Problem requirements:
Every record, from first to last, should be retyped word for word.

Dataset records:
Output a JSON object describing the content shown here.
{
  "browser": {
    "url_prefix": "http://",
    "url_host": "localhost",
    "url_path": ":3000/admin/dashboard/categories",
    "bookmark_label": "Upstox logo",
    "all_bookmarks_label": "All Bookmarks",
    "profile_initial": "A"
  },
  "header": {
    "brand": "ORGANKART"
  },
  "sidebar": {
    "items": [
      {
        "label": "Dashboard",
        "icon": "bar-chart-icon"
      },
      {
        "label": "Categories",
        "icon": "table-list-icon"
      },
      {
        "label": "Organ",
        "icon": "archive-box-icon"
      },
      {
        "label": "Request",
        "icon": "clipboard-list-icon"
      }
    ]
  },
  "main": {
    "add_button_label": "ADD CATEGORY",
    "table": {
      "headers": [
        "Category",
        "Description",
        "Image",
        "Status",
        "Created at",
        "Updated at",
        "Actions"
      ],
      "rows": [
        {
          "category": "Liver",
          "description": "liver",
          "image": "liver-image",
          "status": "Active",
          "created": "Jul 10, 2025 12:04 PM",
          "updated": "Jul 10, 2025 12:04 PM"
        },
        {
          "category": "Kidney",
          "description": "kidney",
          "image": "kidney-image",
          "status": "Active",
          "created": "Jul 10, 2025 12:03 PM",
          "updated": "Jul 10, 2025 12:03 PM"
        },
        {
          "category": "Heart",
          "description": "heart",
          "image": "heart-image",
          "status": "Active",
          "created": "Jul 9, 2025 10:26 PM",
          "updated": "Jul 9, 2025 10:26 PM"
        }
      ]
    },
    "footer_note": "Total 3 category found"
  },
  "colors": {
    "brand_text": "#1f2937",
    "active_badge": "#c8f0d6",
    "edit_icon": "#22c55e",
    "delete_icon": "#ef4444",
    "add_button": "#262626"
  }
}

Exercise output:
Output a JSON object describing the content shown here.
{
  "browser": {
    "url_prefix": "http://",
    "url_host": "localhost",
    "url_path": ":3000/admin/dashboard/categories",
    "bookmark_label": "Upstox logo",
    "all_bookmarks_label": "All Bookmarks",
    "profile_initial": "A"
  },
  "header": {
    "brand": "ORGANKART"
  },
  "sidebar": {
    "items": [
      {
        "label": "Dashboard",
        "icon": "bar-chart-icon"
      },
      {
        "label": "Categories",
        "icon": "table-list-icon"
      },
      {
        "label": "Organ",
        "icon": "archive-box-icon"
      },
      {
        "label": "Request",
        "icon": "clipboard-list-icon"
      }
    ]
  },
  "main": {
    "add_button_label": "ADD CATEGORY",
    "table": {
      "headers": [
        "Category",
        "Description",
        "Image",
        "Status",
        "Created at",
        "Updated at",
        "Actions"
      ],
      "rows": [
        {
          "category": "Liver",
          "description": "liver",
          "image": "liver-image",
          "status": "Active",
          "created": "Jul 10, 2025 12:04 PM",
          "updated": "Jul 10, 2025 12:04 PM"
        },
        {
          "category": "Kidney",
          "description": "kidney",
          "image": "kidney-image",
          "status": "Active",
          "created": "Jul 10, 2025 12:03 PM",
          "updated": "Jul 10, 2025 12:03 PM"
        },
        {
          "category": "Heart",
          "description": "heart",
          "image": "heart-image",
          "status": "Active",
          "created": "Jul 9, 2025 10:26 PM",
          "updated": "Jul 9, 2025 10:26 PM"
        }
      ]
    },
    "footer_note": "Total 3 category found"
  },
  "colors": {
    "brand_text": "#1f2937",
    "active_badge": "#c8f0d6",
    "edit_icon": "#22c55e",
    "delete_icon": "#ef4444",
    "add_button": "#262626"
  }
}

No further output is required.